The Books of Haggai and Malachi

  • Author: Pieter A. Verhoef
  • Publisher: Eerdmans
  • Publication Date: 1987
  • Pages: 384

Sample Pages: 1 | 2 | 3 | 4 | 5 | 6 | 7

This commentary by Pieter A. Verhoef offers a thorough exegesis and exposition of Haggai and Malachi—two important books of Scripture that, unfortunately, are not only little studied but have sometimes been maligned by contemporary scholarship—and stresses the relevance of these prophets’ messages in terms of continuity and discontinuity for the Christian church.

Verhoef’s introduction to each book elucidates the questions of authorship, style, text, structure, historical background, and message. Making extensive use of structural analysis, Verhoef argues convincingly for the authenticity, unity, and integrity of both books.

Verhoef also brings his knowledge of the ancient Near East, the Old Testament, and past and current biblical scholarship to bear in the commentary proper, and he displays theological acumen and pastoral sensitivity in tailoring his exposition for the student and pastor as well as for the scholar.

Verhoef’s commentary is first-rate.

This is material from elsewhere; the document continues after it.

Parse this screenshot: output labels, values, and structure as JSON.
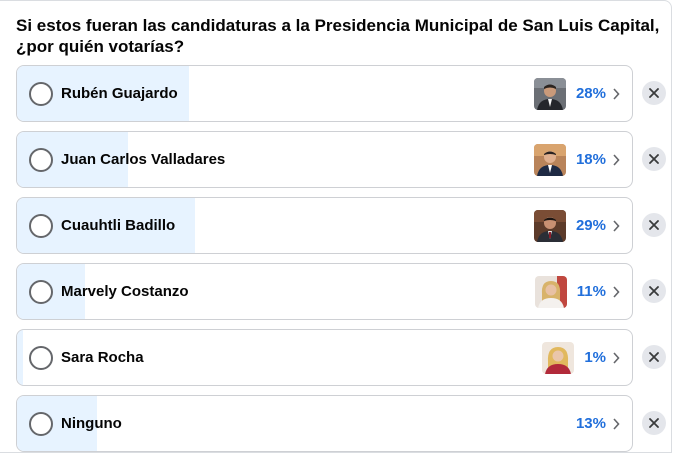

It is replete with compelling insights into the meaning of the biblical text and with clearly stated understandings of the biblical message. Scholars, preachers, and Bible students alike can benefit greatly from this volume.

Restoration Quarterly

Providing a synthesis and analysis of a broad range of scholarship on Haggai and Malachi as well as offering his own insights into major issues, Verhoef contributes to the scholarship of these books. He carefully discerns the major points of difference between scholars and systematically considers translational options. A helpful commentary.

Hebrew Studies

This is an attractive commentary, clear, detailed, with fair treatment of a wide range of interpretations.

The Expositor Times

Readers will enjoy Verhoef’s strong scholarship, his exegetical excellence, his appreciation of these books’ contribution to Old Testament prophecy, and his ability to make these prophecies relevant for today.

Journal of the Evangelical Theological Society

Pieter A. Verhoef is a well-known South African Old Testament scholar, and is a professor emeritus of Old Testament at the University of Stellenbosch. He is the author of numerous books and articles in the field of biblical studies.

Product Details

  • Title: The New International Commentary on the Old Testament: Prophets (NICOT)
  • Series: The New International Commentary on the Old Testament
  • Publisher: Eerdmans
  • Volumes: 9
  • Pages: 5,743